During the summer of 1987, women are disappearing from the streets of Perth at the hands of serial killer couple John and Evelyn White. Vicki Maloney, an intelligent and charismatic teenager, is spending the weekend at her mother’s house in outer suburbia. After friction between mother and daughter escalates, Vicki defiantly sneaks out to attend a party. En route she is lured into the car of seemingly trustworthy couple. Vicki soon finds herself held captive where she is forced into a dark world of violence and domination. With no way to escape and her murder imminent, Vicki realizes she must find a way to drive a wedge between Evelyn and John if she’s to survive her ordeal.
His feature film debut, director Ben Young masterfully executes tension and stakes while developing the location into a viable character. The bleak, sun kissed streets of Perth are bare and lifeless. From the opening shot we’re introduced to a grimy, atmospheric story of grounded realism. Scenes so gruesome and visceral but yet raw and authentic. Never acting as ‘torture porn’, Hounds of Love prioritizes human emotion and fear. Young lets the camera do the storytelling as it sits from afar as if it’s a spectator. The subject material itself is nothing new but the way it’s told is fresh and innovative.

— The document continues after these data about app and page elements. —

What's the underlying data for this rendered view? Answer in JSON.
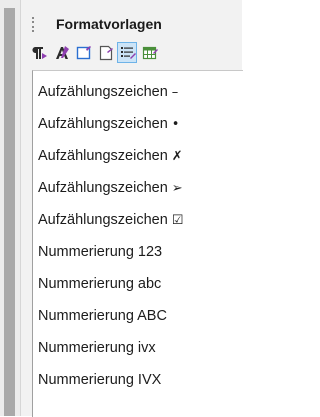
{
  "panel": {
    "title": "Formatvorlagen"
  },
  "toolbar": {
    "buttons": [
      {
        "icon": "paragraph-styles-icon"
      },
      {
        "icon": "character-styles-icon"
      },
      {
        "icon": "frame-styles-icon"
      },
      {
        "icon": "page-styles-icon"
      },
      {
        "icon": "list-styles-icon",
        "active": true
      },
      {
        "icon": "table-styles-icon"
      }
    ]
  },
  "list": {
    "items": [
      {
        "label": "Aufzählungszeichen",
        "symbol": "–"
      },
      {
        "label": "Aufzählungszeichen",
        "symbol": "•"
      },
      {
        "label": "Aufzählungszeichen",
        "symbol": "✗"
      },
      {
        "label": "Aufzählungszeichen",
        "symbol": "➢"
      },
      {
        "label": "Aufzählungszeichen",
        "symbol": "☑"
      },
      {
        "label": "Nummerierung 123"
      },
      {
        "label": "Nummerierung abc"
      },
      {
        "label": "Nummerierung ABC"
      },
      {
        "label": "Nummerierung ivx"
      },
      {
        "label": "Nummerierung IVX"
      }
    ]
  },
  "colors": {
    "active_button_bg": "#cce4f7",
    "active_button_border": "#6eb3e8",
    "panel_bg": "#f2f2f2"
  }
}
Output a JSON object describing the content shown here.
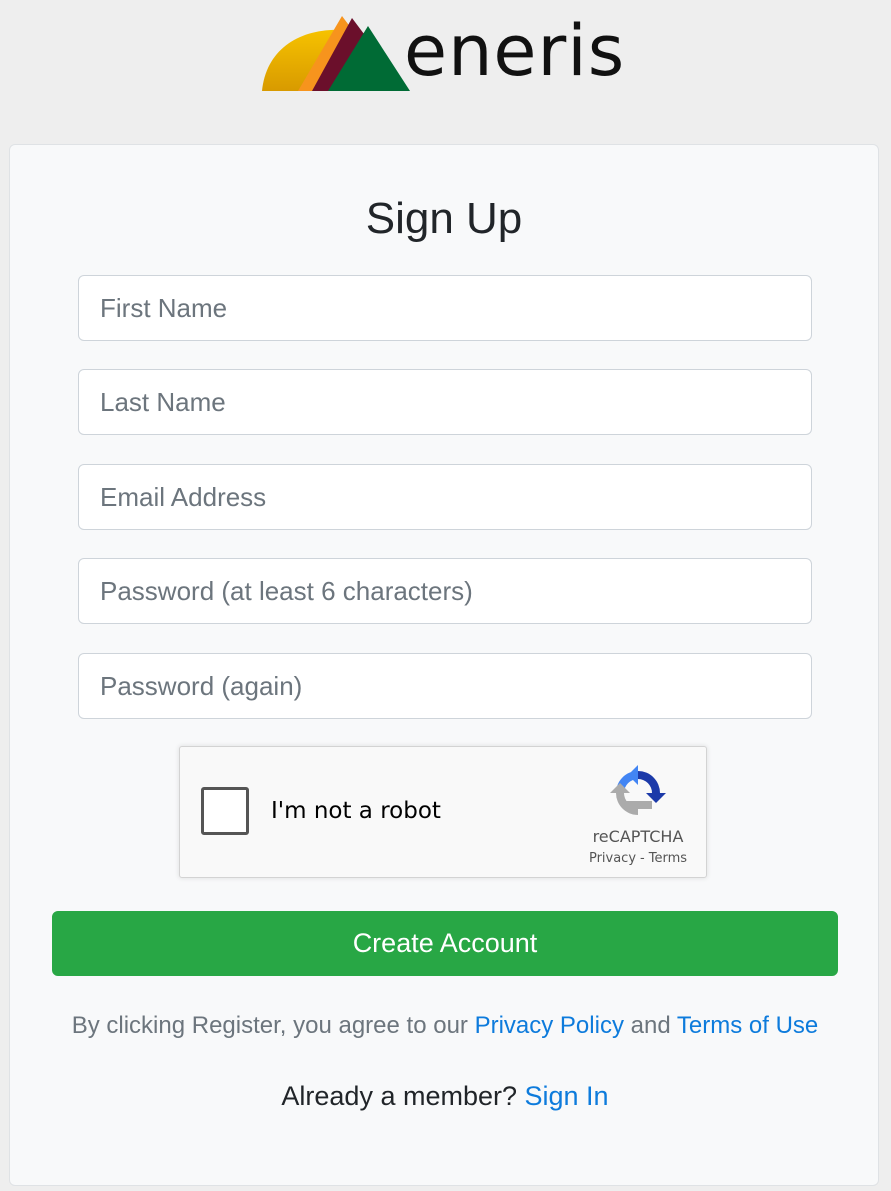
{
  "brand": {
    "logo_text": "eneris",
    "logo_icon": "mountain-sun-logo",
    "colors": {
      "sun": "#f2b705",
      "orange": "#f7941d",
      "maroon": "#6b0f2b",
      "green": "#006b35"
    }
  },
  "form": {
    "title": "Sign Up",
    "fields": {
      "first_name": {
        "placeholder": "First Name",
        "value": ""
      },
      "last_name": {
        "placeholder": "Last Name",
        "value": ""
      },
      "email": {
        "placeholder": "Email Address",
        "value": ""
      },
      "password": {
        "placeholder": "Password (at least 6 characters)",
        "value": ""
      },
      "password_again": {
        "placeholder": "Password (again)",
        "value": ""
      }
    },
    "captcha": {
      "label": "I'm not a robot",
      "checked": false,
      "brand": "reCAPTCHA",
      "privacy": "Privacy",
      "separator": "-",
      "terms": "Terms",
      "icon": "recaptcha-icon"
    },
    "submit_label": "Create Account",
    "submit_color": "#28a745",
    "agree": {
      "prefix": "By clicking Register, you agree to our ",
      "privacy_link": "Privacy Policy",
      "conjunction": " and ",
      "terms_link": "Terms of Use"
    },
    "member": {
      "prompt": "Already a member? ",
      "sign_in_link": "Sign In"
    }
  }
}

Featuring three performances of power and persistence, Hounds of Love tells the story from multiple perspectives as we explore their psych. All of the leads are damaged inside one way or another, whether it’s taking innocent teens captive to exert your power or allowing your significant other to do it while you watch. Stephen Curry plays John, the sick and sadistic captor with OCD who’s unnerving and leaves a lasting impression even as the credits roll.
His partner Evelyn played by Emma Booth is given the most range as she is forced to stand on the sidelines while John inflicts pain. A conflicted Evelyn gets sympathy from Vicki when it’s clear she is being tormented and she can’t escape. Evelyn is defeated and has no reason to continue on.
Vicki, played by Ashleigh Cummings holds her own as the teenager who is abducted by the couple. Her performance is so convincing that at times it feels wrong to continue to watch the tragic events that are about to occur. Her bloodcurdling screams echo in your head minutes after the scene is over. Without the performance from the leads, the material wouldn’t resonate with the viewer and would come off as ‘just another abduction horror film’.
Hounds of Love benefits from taut storytelling and heart pounding moments of profound terror. The film never cops out, putting us in the mind of the captors and the captive. As the story progresses we’re invested though the outcome we hope for isn’t guaranteed. Aware of its genre, the film provides us with as much style as it does substance. From the sinister electronic score to the portrait of the shady Australian suburban life. The film goes from a brutal horror to a character study thanks to Curry, Booth, and Cummings. For viewers that are willing to stick it out, they’ll be rewarded with a captivating film that makes the most of its 108 minute runtime.